Published in Brain/Neurology.
October 21, 2020
Cognitive neuroscientists have long debated about whether people have visual-like “pictures in the brain” that we activate when we think of them, or whether representations are more semantically organized in sets of features. So, for example, if asked to think of a blond person, will someone conjure in their “mind’s eye,” a typical blond person such as Taylor Swift, or will they just target some sort of blondness feature?
To help tease out this process, some cognitive neuroscientists are now collaborating with computer scientists, using machine learning paired with EEG measurements to map mental representations. In a new paper in Science Reports, Lauri Kangassalo and colleagues at the University of Helsinki used such a technique to computer-generate faces based on the intentions of people thinking about certain facial features.
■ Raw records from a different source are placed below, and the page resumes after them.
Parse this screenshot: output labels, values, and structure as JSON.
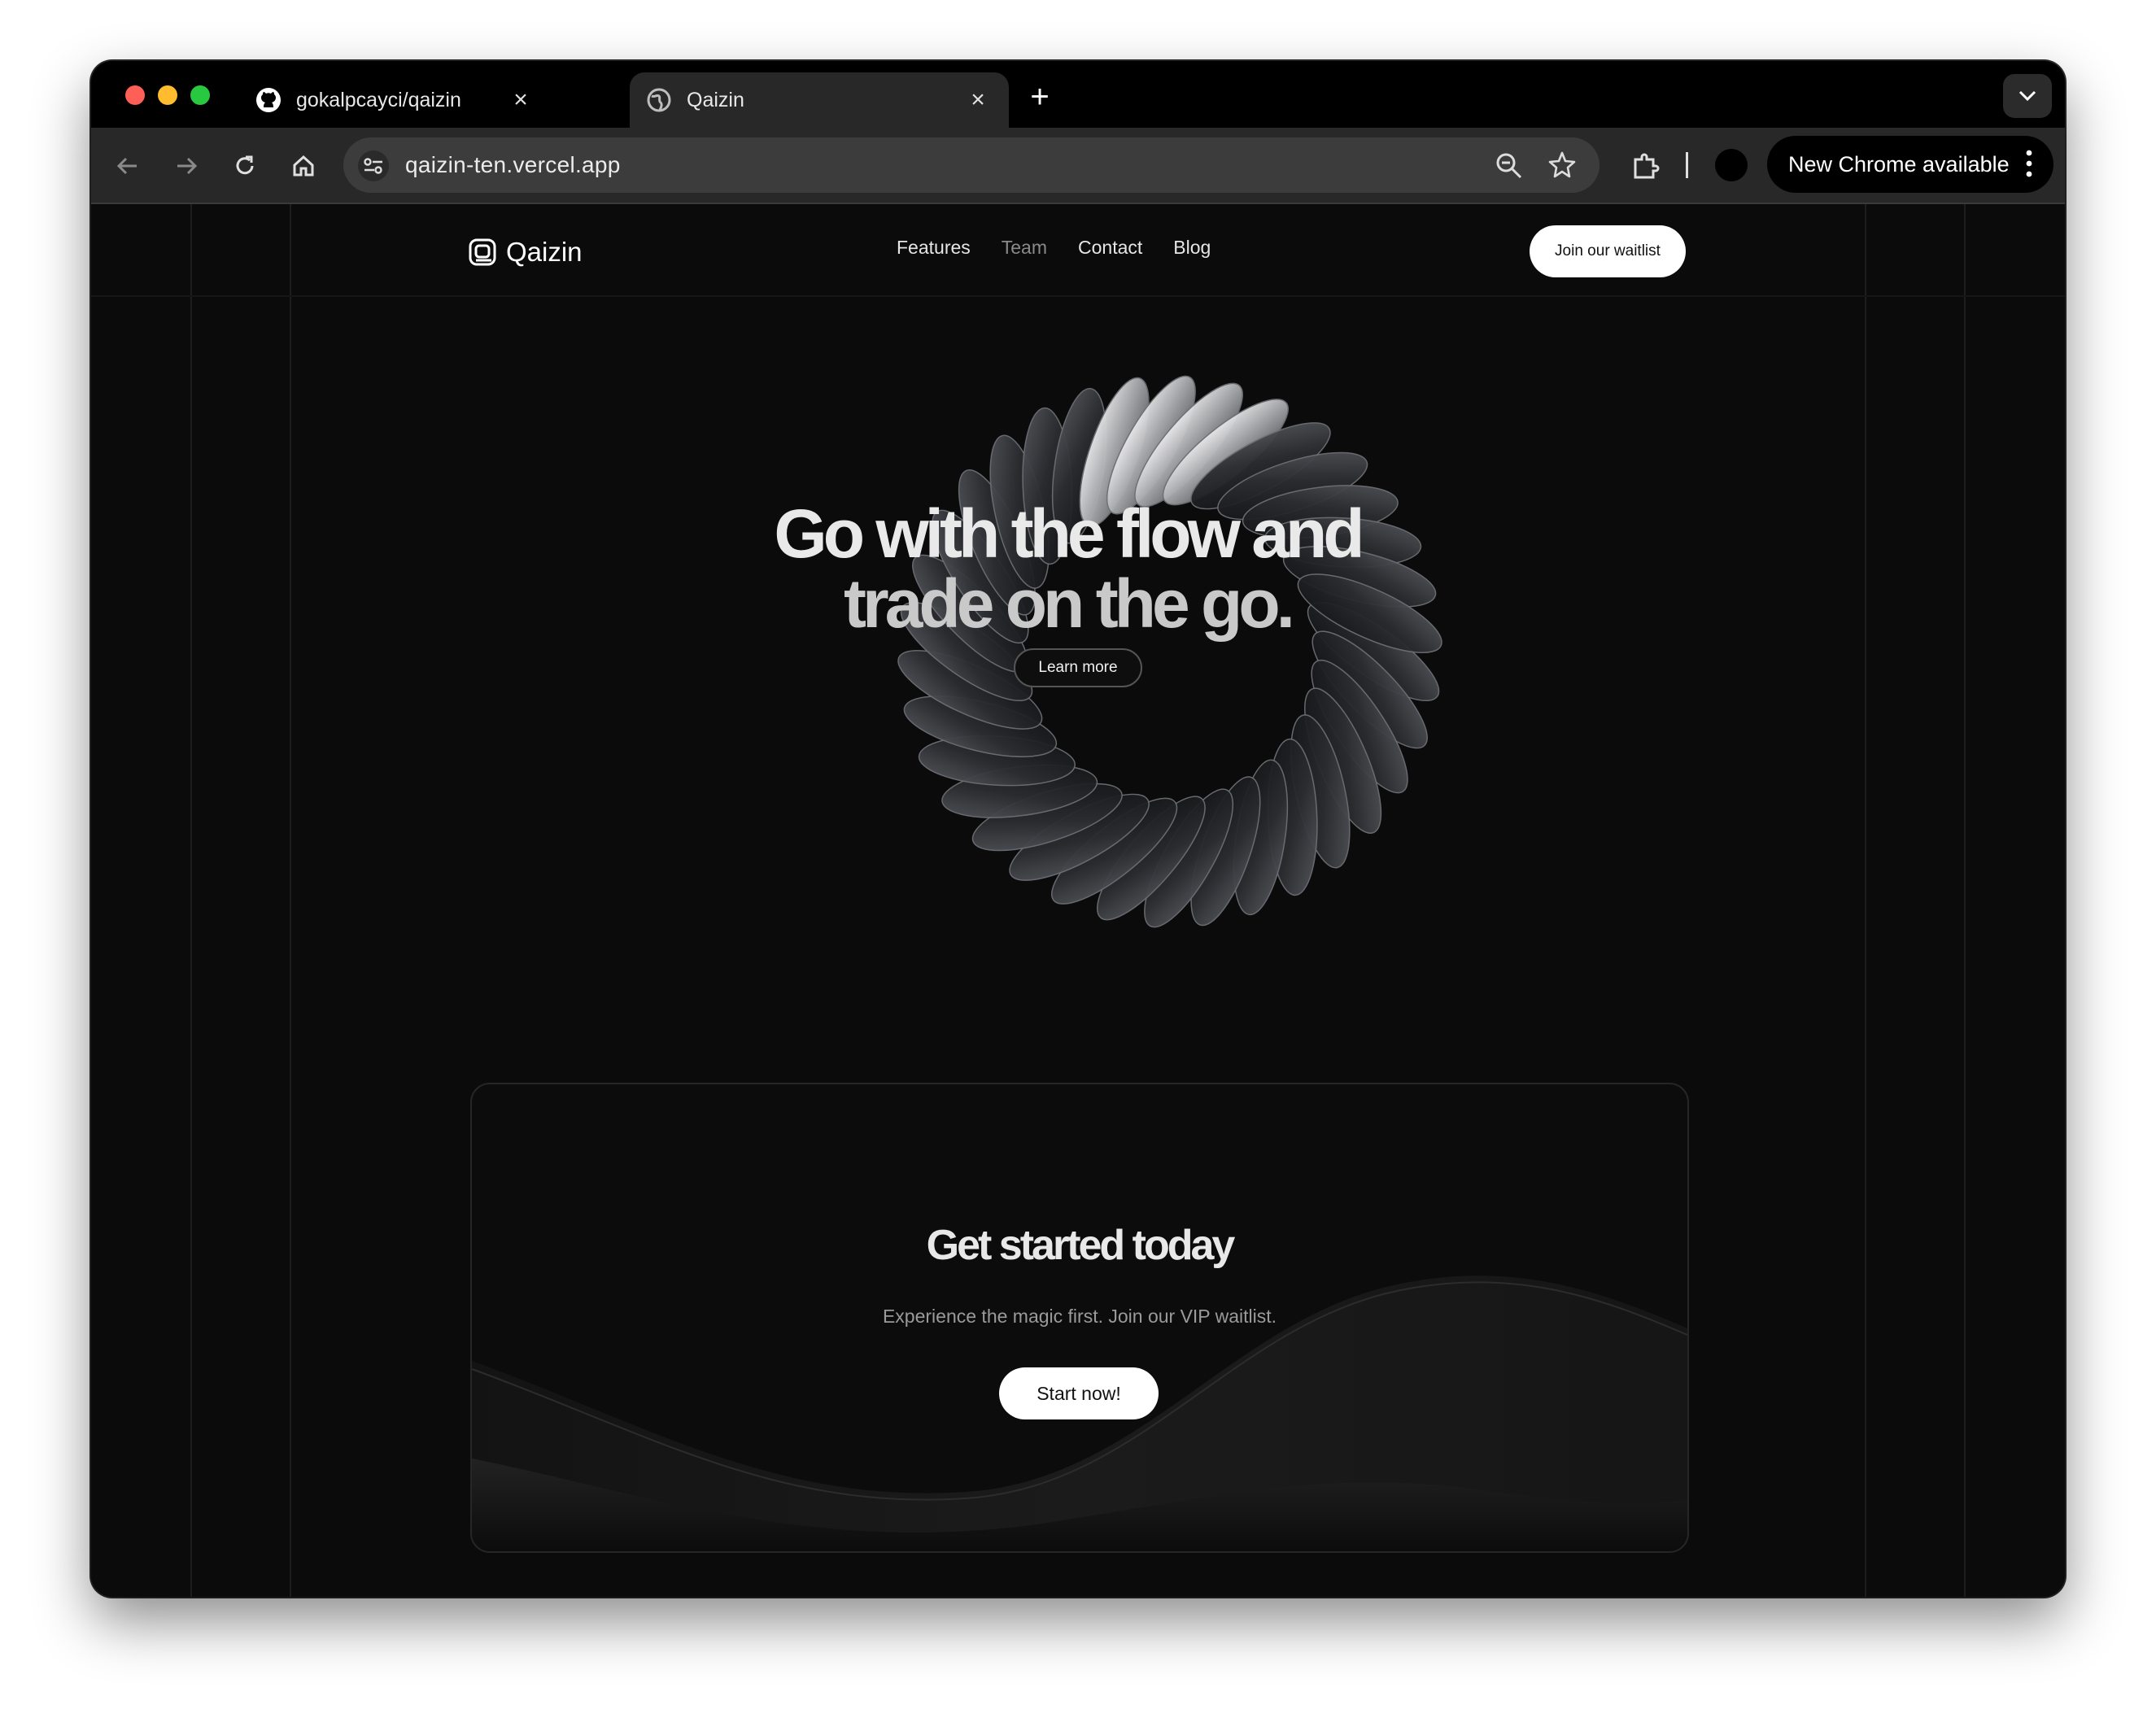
{
  "browser": {
    "tabs": [
      {
        "label": "gokalpcayci/qaizin",
        "icon": "github-icon"
      },
      {
        "label": "Qaizin",
        "icon": "globe-icon"
      }
    ],
    "url": "qaizin-ten.vercel.app",
    "update_label": "New Chrome available"
  },
  "site": {
    "logo": "Qaizin",
    "nav": [
      "Features",
      "Team",
      "Contact",
      "Blog"
    ],
    "waitlist_button": "Join our waitlist"
  },
  "hero": {
    "title_line1": "Go with the flow and",
    "title_line2": "trade on the go.",
    "learn_more": "Learn more"
  },
  "cta": {
    "title": "Get started today",
    "subtitle": "Experience the magic first. Join our VIP waitlist.",
    "button": "Start now!"
  },
  "colors": {
    "page_bg": "#0b0b0b",
    "card_border": "#262626",
    "button_bg": "#ffffff"
  }
}
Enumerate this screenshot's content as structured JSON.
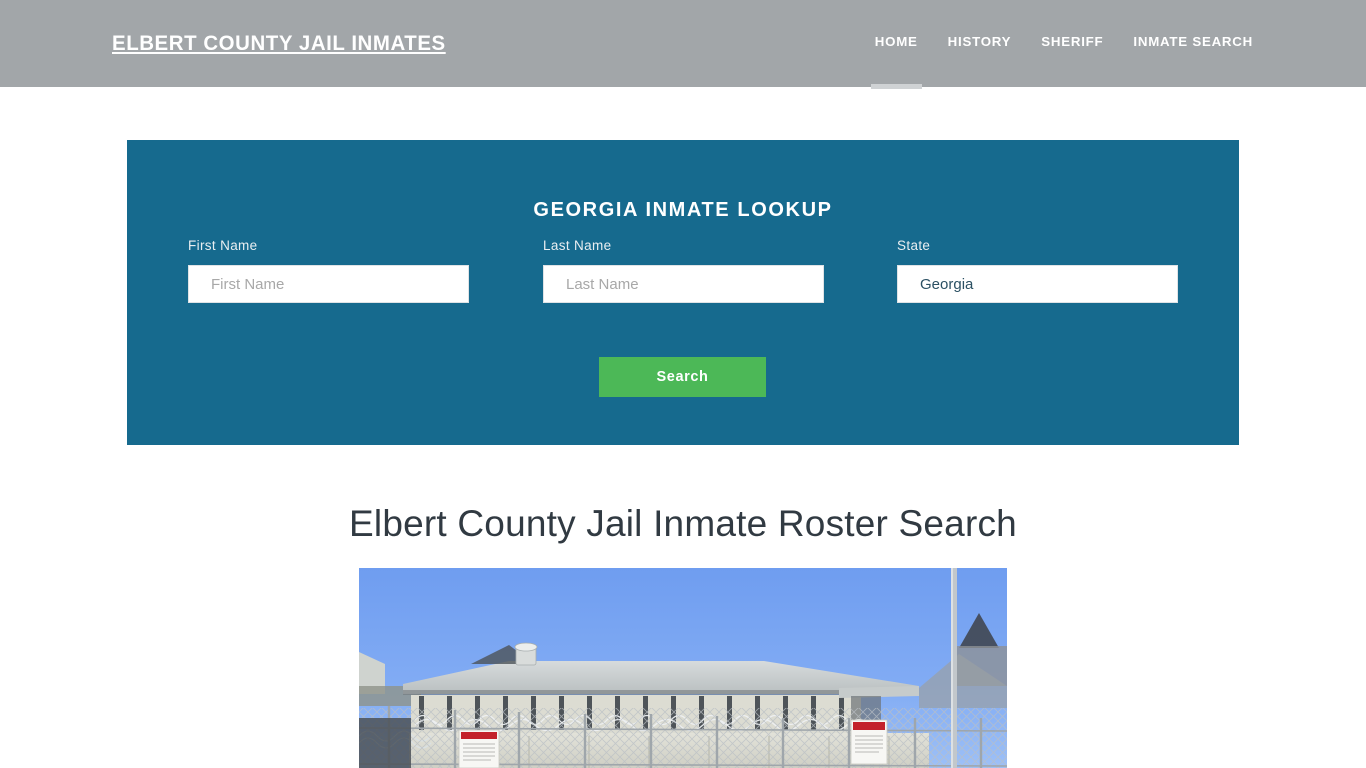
{
  "header": {
    "brand": "Elbert County Jail Inmates",
    "nav": [
      {
        "label": "Home",
        "active": true
      },
      {
        "label": "History",
        "active": false
      },
      {
        "label": "Sheriff",
        "active": false
      },
      {
        "label": "Inmate Search",
        "active": false
      }
    ]
  },
  "lookup": {
    "title": "Georgia Inmate Lookup",
    "fields": [
      {
        "label": "First Name",
        "placeholder": "First Name",
        "value": ""
      },
      {
        "label": "Last Name",
        "placeholder": "Last Name",
        "value": ""
      },
      {
        "label": "State",
        "placeholder": "",
        "value": "Georgia"
      }
    ],
    "submit_label": "Search"
  },
  "main": {
    "heading": "Elbert County Jail Inmate Roster Search",
    "photo_alt": "Elbert County Jail exterior with razor wire fence"
  },
  "colors": {
    "header_bg": "#a2a6a9",
    "panel_bg": "#166a8e",
    "accent_green": "#4cb857",
    "heading_text": "#313a42",
    "nav_active_bar": "#cfd2d4",
    "sky": "#79a5f2"
  }
}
“Faces, in particular, seem to work great, maybe because it is a very constrained part of vision that humans seem to be incredibly good at; only very recently, new methods in machine learning have been able to surpass our ability to recognize thousands of distinct faces,” says Michiel Spapé, a co-author on the new paper. “As such models very much started by borrowing from research on human physiology and perceptual processes, I think it’d be a beautiful irony if now we could use them to solve old questions in cognitive psychology as well.”